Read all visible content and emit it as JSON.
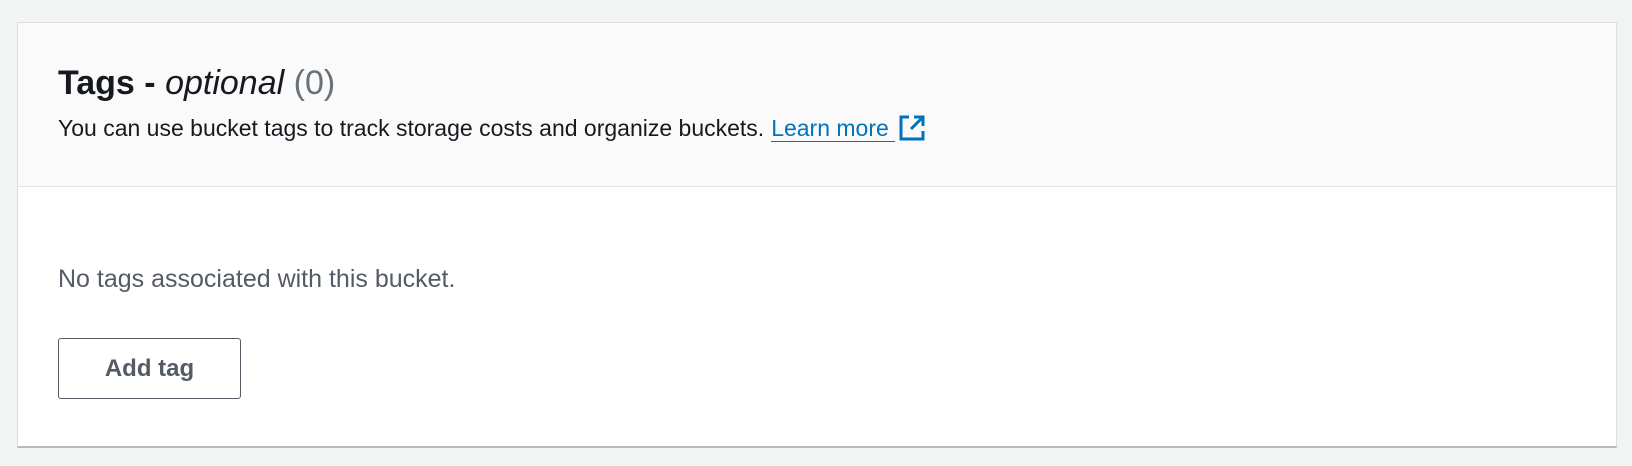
{
  "section": {
    "title": "Tags",
    "title_separator": "-",
    "title_optional": "optional",
    "count": "(0)",
    "description": "You can use bucket tags to track storage costs and organize buckets.",
    "learn_more_label": "Learn more",
    "learn_more_icon": "external-link-icon"
  },
  "body": {
    "empty_message": "No tags associated with this bucket.",
    "add_tag_label": "Add tag"
  },
  "colors": {
    "link": "#0073bb",
    "title_text": "#16191f",
    "muted_text": "#545b64",
    "count_text": "#687078",
    "header_bg": "#fafafa",
    "page_bg": "#f2f3f3"
  }
}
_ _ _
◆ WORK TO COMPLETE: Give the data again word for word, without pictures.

◆ EXPECTED ANSWER:
Read all visible content and emit it as JSON.
{
  "section": {
    "title": "Tags",
    "title_separator": "-",
    "title_optional": "optional",
    "count": "(0)",
    "description": "You can use bucket tags to track storage costs and organize buckets.",
    "learn_more_label": "Learn more",
    "learn_more_icon": "external-link-icon"
  },
  "body": {
    "empty_message": "No tags associated with this bucket.",
    "add_tag_label": "Add tag"
  },
  "colors": {
    "link": "#0073bb",
    "title_text": "#16191f",
    "muted_text": "#545b64",
    "count_text": "#687078",
    "header_bg": "#fafafa",
    "page_bg": "#f2f3f3"
  }
}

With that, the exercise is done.